> About this task
What is needed here is a word-for-word copy of all the entries below.

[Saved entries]

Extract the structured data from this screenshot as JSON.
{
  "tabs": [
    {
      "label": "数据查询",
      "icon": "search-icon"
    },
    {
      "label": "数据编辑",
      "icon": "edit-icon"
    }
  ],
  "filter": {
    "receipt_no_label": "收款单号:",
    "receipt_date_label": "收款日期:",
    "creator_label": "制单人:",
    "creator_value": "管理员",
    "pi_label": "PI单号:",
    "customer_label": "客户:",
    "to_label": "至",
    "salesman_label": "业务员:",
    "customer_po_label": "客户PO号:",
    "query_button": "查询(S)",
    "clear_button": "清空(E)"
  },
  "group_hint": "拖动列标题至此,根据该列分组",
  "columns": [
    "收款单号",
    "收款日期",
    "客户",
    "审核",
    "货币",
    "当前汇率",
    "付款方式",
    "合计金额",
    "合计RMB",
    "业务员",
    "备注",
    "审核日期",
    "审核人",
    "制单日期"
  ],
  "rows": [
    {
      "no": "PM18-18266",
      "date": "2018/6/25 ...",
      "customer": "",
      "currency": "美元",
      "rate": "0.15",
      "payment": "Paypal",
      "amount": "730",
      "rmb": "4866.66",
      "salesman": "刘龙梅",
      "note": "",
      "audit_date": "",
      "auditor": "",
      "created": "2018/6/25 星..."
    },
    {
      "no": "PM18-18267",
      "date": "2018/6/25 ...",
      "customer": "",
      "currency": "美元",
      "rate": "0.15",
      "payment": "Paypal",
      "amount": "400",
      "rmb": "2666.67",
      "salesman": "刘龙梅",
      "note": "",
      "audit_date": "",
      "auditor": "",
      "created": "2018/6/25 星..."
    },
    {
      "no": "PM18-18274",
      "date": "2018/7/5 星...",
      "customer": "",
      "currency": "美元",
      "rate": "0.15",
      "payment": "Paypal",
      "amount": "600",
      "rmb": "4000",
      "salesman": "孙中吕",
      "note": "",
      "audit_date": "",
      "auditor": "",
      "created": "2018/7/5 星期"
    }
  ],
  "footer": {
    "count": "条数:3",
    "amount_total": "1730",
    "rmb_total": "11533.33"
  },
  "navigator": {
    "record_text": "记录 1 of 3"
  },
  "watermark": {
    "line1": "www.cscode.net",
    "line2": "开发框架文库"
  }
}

> Task result
Extract the structured data from this screenshot as JSON.
{
  "tabs": [
    {
      "label": "数据查询",
      "icon": "search-icon"
    },
    {
      "label": "数据编辑",
      "icon": "edit-icon"
    }
  ],
  "filter": {
    "receipt_no_label": "收款单号:",
    "receipt_date_label": "收款日期:",
    "creator_label": "制单人:",
    "creator_value": "管理员",
    "pi_label": "PI单号:",
    "customer_label": "客户:",
    "to_label": "至",
    "salesman_label": "业务员:",
    "customer_po_label": "客户PO号:",
    "query_button": "查询(S)",
    "clear_button": "清空(E)"
  },
  "group_hint": "拖动列标题至此,根据该列分组",
  "columns": [
    "收款单号",
    "收款日期",
    "客户",
    "审核",
    "货币",
    "当前汇率",
    "付款方式",
    "合计金额",
    "合计RMB",
    "业务员",
    "备注",
    "审核日期",
    "审核人",
    "制单日期"
  ],
  "rows": [
    {
      "no": "PM18-18266",
      "date": "2018/6/25 ...",
      "customer": "",
      "currency": "美元",
      "rate": "0.15",
      "payment": "Paypal",
      "amount": "730",
      "rmb": "4866.66",
      "salesman": "刘龙梅",
      "note": "",
      "audit_date": "",
      "auditor": "",
      "created": "2018/6/25 星..."
    },
    {
      "no": "PM18-18267",
      "date": "2018/6/25 ...",
      "customer": "",
      "currency": "美元",
      "rate": "0.15",
      "payment": "Paypal",
      "amount": "400",
      "rmb": "2666.67",
      "salesman": "刘龙梅",
      "note": "",
      "audit_date": "",
      "auditor": "",
      "created": "2018/6/25 星..."
    },
    {
      "no": "PM18-18274",
      "date": "2018/7/5 星...",
      "customer": "",
      "currency": "美元",
      "rate": "0.15",
      "payment": "Paypal",
      "amount": "600",
      "rmb": "4000",
      "salesman": "孙中吕",
      "note": "",
      "audit_date": "",
      "auditor": "",
      "created": "2018/7/5 星期"
    }
  ],
  "footer": {
    "count": "条数:3",
    "amount_total": "1730",
    "rmb_total": "11533.33"
  },
  "navigator": {
    "record_text": "记录 1 of 3"
  },
  "watermark": {
    "line1": "www.cscode.net",
    "line2": "开发框架文库"
  }
}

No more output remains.